Unexpected / Surreal openings
In advertising the power of a surreal image has long been understood. It can be used to great effect in the opening of a story –
I dragged myself up the face of the clock and then sat on the second hand wondering what to do.
I didn’t know that I could breathe underwater until I fell into the deep end and found myself sitting happily on the bottom!
When running writing workshops with Key Stage 2 pupils I tend to model two or three examples like the one above. I then ask the pupils to produce a sentence/ sentences which will surprise everyone. This approach of modelling followed by pupil experimentation is a powerful way of introducing new approaches to narrative.
Direct address to the reader
A method of opening a narrative, which creates an empathic response from the reader is the ‘Direct address’ method. Again, it is best taught by example followed by discussion,
Have you ever wondered what it might be like to fall from a plane and not have your parachute open? Let me describe it for you!
By combining a direct address and a question in the opening sentence we amplify the empathic response.
Series of questions
An extension of the previous example, this approach creates a highly dramatic effect. The reader wants to know what the answer is and the mystery this creates draws them into the story. The technique is used to great effect by Emile Zola in the short story ‘The Girl Who Loves Me’. This story opens with 5 paragraphs, each of which begins with the phrase ‘Is the girl who loves me…?’Immediately after these 5 paragraphs, with which Zola has ‘hooked’ the reader, he begins the story proper with the sentence, ‘Yesterday I went in search of her in a fairground.’
This effective opening method is straightforward to teach. It is possible to build from a single question – George Eliot begins the Prelude to ‘Middlemarch’ in such a manner – with equally effective results!
A technique more familiar than the preceding five is the utilisation of dialogue as an opening device. It is, however, best if we link the dialogue to a ‘dramatic moment’. To teach this I use a modelled example of how the ‘Cinderella’ story could begin if this device was used to open it:

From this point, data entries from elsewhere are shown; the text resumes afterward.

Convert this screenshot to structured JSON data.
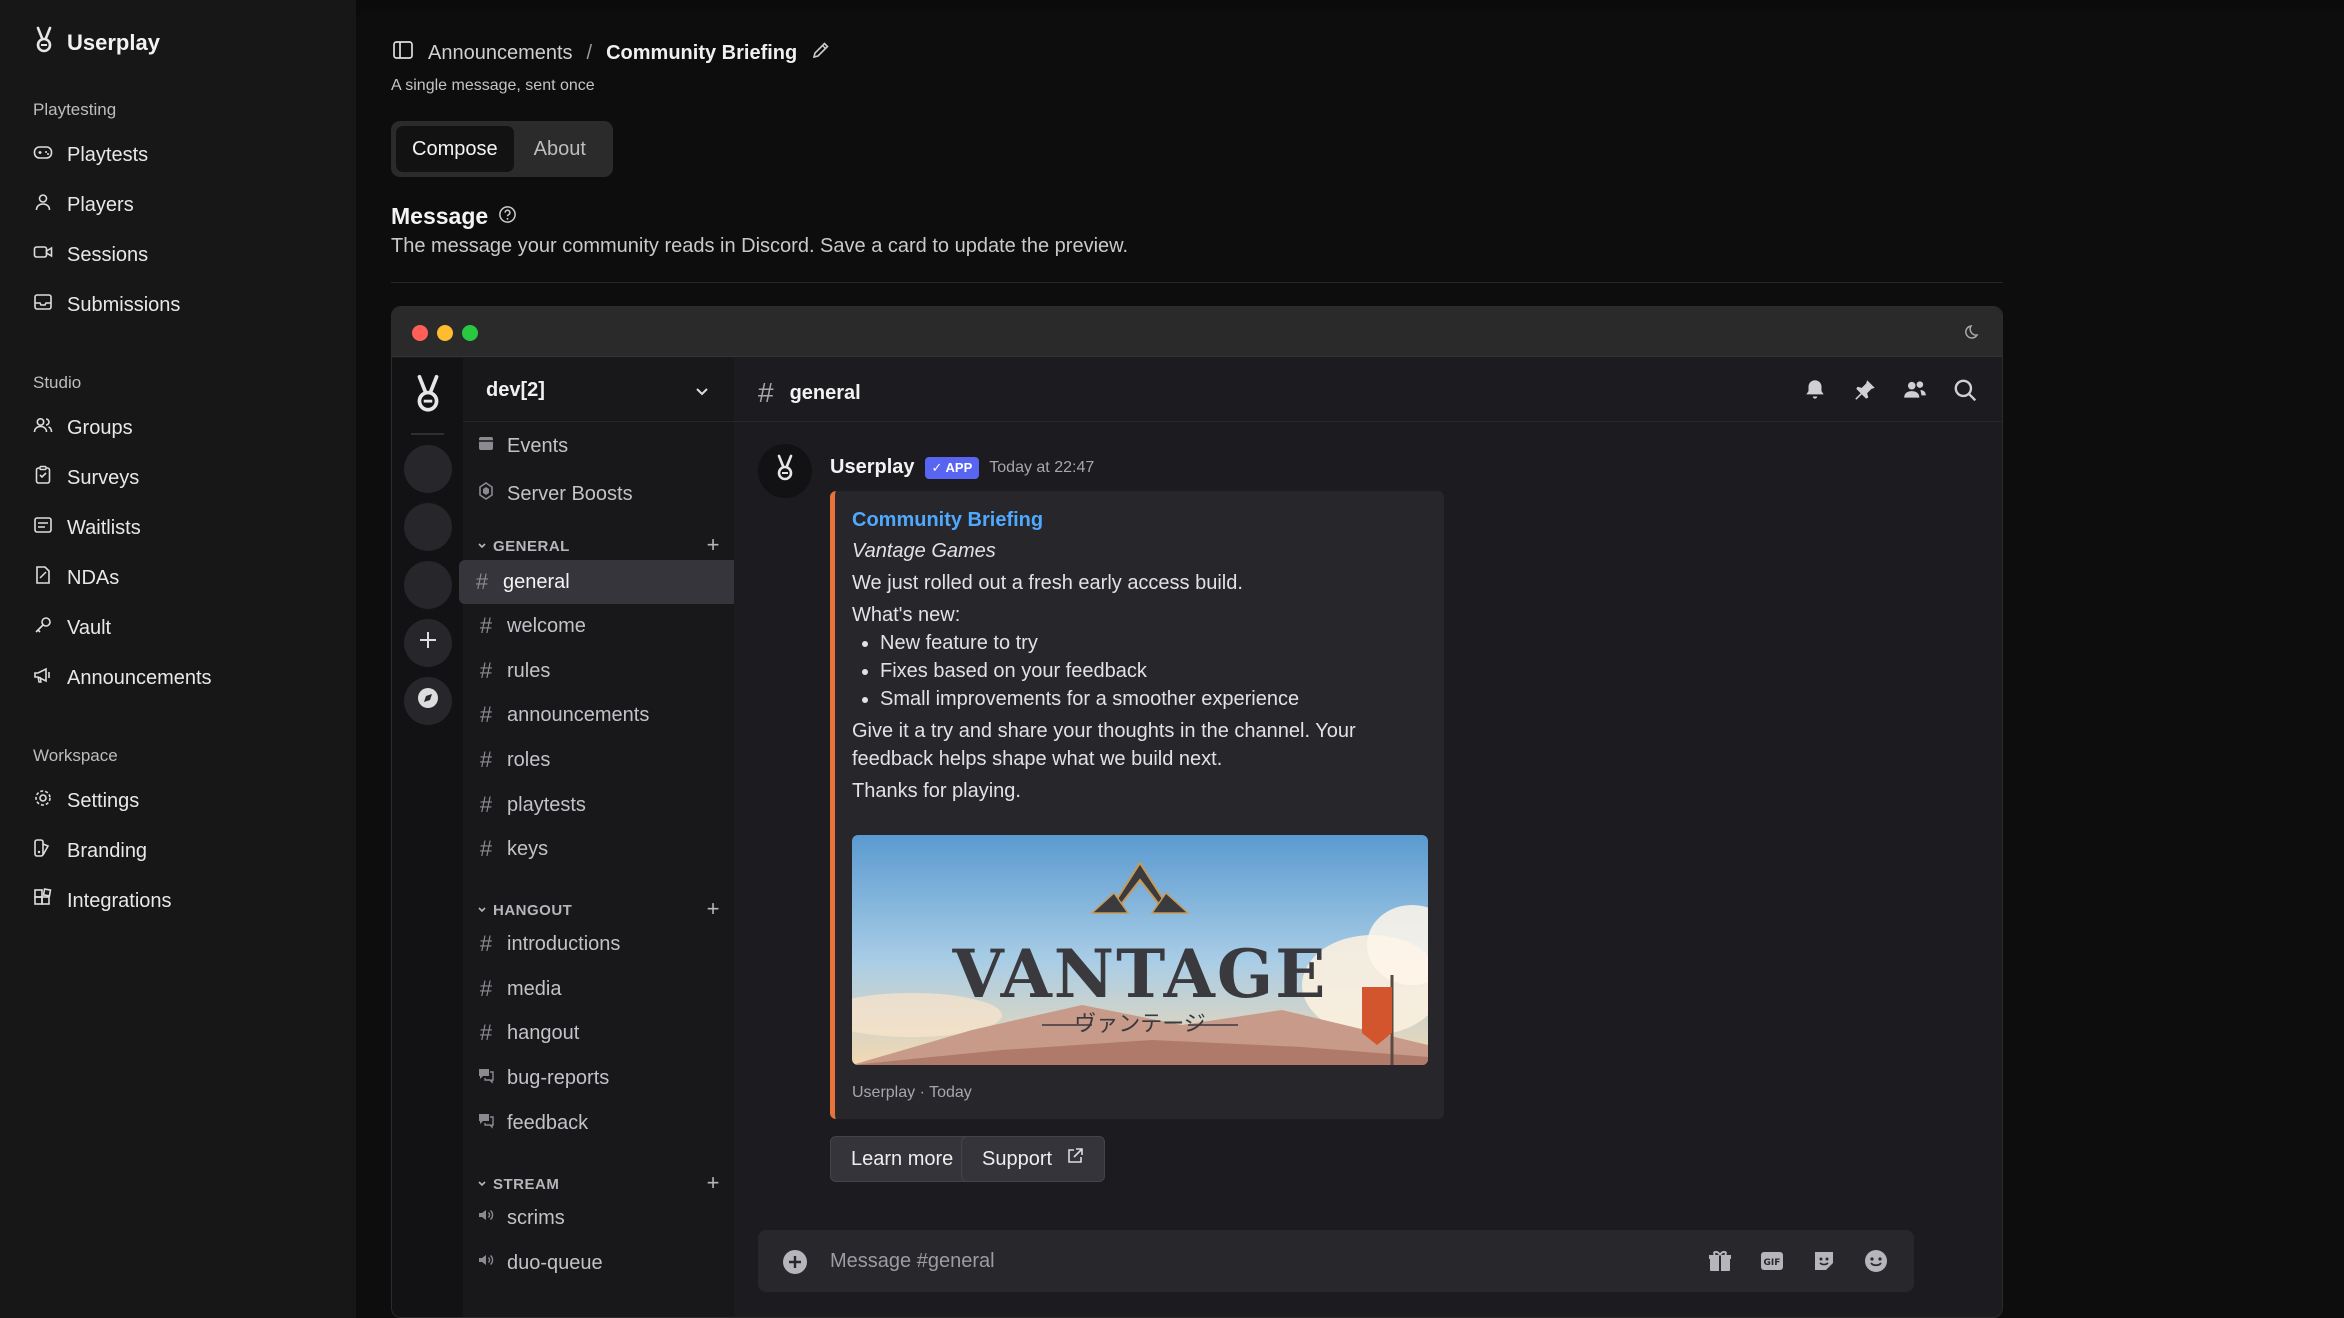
{
  "app": {
    "name": "Userplay"
  },
  "sidebar": {
    "sections": [
      {
        "title": "Playtesting",
        "items": [
          {
            "label": "Playtests",
            "icon": "gamepad-icon"
          },
          {
            "label": "Players",
            "icon": "user-icon"
          },
          {
            "label": "Sessions",
            "icon": "video-icon"
          },
          {
            "label": "Submissions",
            "icon": "inbox-icon"
          }
        ]
      },
      {
        "title": "Studio",
        "items": [
          {
            "label": "Groups",
            "icon": "users-icon"
          },
          {
            "label": "Surveys",
            "icon": "clipboard-icon"
          },
          {
            "label": "Waitlists",
            "icon": "list-icon"
          },
          {
            "label": "NDAs",
            "icon": "document-icon"
          },
          {
            "label": "Vault",
            "icon": "key-icon"
          },
          {
            "label": "Announcements",
            "icon": "megaphone-icon"
          }
        ]
      },
      {
        "title": "Workspace",
        "items": [
          {
            "label": "Settings",
            "icon": "gear-icon"
          },
          {
            "label": "Branding",
            "icon": "palette-icon"
          },
          {
            "label": "Integrations",
            "icon": "blocks-icon"
          }
        ]
      }
    ]
  },
  "header": {
    "breadcrumb_parent": "Announcements",
    "breadcrumb_separator": "/",
    "breadcrumb_current": "Community Briefing",
    "subtitle": "A single message, sent once"
  },
  "tabs": [
    {
      "label": "Compose",
      "active": true
    },
    {
      "label": "About",
      "active": false
    }
  ],
  "message_section": {
    "title": "Message",
    "description": "The message your community reads in Discord. Save a card to update the preview."
  },
  "discord": {
    "server_name": "dev[2]",
    "pre_channels": [
      {
        "label": "Events",
        "icon": "calendar-icon"
      },
      {
        "label": "Server Boosts",
        "icon": "boost-icon"
      }
    ],
    "categories": [
      {
        "name": "GENERAL",
        "channels": [
          {
            "label": "general",
            "type": "text",
            "active": true
          },
          {
            "label": "welcome",
            "type": "text"
          },
          {
            "label": "rules",
            "type": "text"
          },
          {
            "label": "announcements",
            "type": "text"
          },
          {
            "label": "roles",
            "type": "text"
          },
          {
            "label": "playtests",
            "type": "text"
          },
          {
            "label": "keys",
            "type": "text"
          }
        ]
      },
      {
        "name": "HANGOUT",
        "channels": [
          {
            "label": "introductions",
            "type": "text"
          },
          {
            "label": "media",
            "type": "text"
          },
          {
            "label": "hangout",
            "type": "text"
          },
          {
            "label": "bug-reports",
            "type": "forum"
          },
          {
            "label": "feedback",
            "type": "forum"
          }
        ]
      },
      {
        "name": "STREAM",
        "channels": [
          {
            "label": "scrims",
            "type": "voice"
          },
          {
            "label": "duo-queue",
            "type": "voice"
          }
        ]
      }
    ],
    "channel_title": "general",
    "message": {
      "author": "Userplay",
      "badge": "APP",
      "timestamp": "Today at 22:47",
      "embed": {
        "title": "Community Briefing",
        "author": "Vantage Games",
        "intro": "We just rolled out a fresh early access build.",
        "whats_new_label": "What's new:",
        "bullets": [
          "New feature to try",
          "Fixes based on your feedback",
          "Small improvements for a smoother experience"
        ],
        "body": "Give it a try and share your thoughts in the channel. Your feedback helps shape what we build next.",
        "closing": "Thanks for playing.",
        "image_title": "VANTAGE",
        "image_subtitle": "ヴァンテージ",
        "footer": "Userplay · Today",
        "accent_color": "#e8733a"
      },
      "buttons": [
        {
          "label": "Learn more",
          "icon": "external-link-icon"
        },
        {
          "label": "Support",
          "icon": "external-link-icon"
        }
      ]
    },
    "composer_placeholder": "Message #general"
  },
  "colors": {
    "app_background": "#0b0b0b",
    "sidebar": "#171717",
    "discord_blurple": "#5865f2",
    "embed_title": "#4ea9ff"
  }
}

‘Midnight already’ he said. At first I didn’t stop dancing but then it dawned upon me…
‘I have to leave’, I cried. It was already the fourth stoke of the clock.
‘But why?’ he asked. He wore a perplexed expression.
‘I can’t tell you, but I must.’
The seventh stroke chimed out. I had no choice but to run as fast as my legs would carry me, but as I reached the top of the steps I could see that my glorious coach was once more a pumpkin!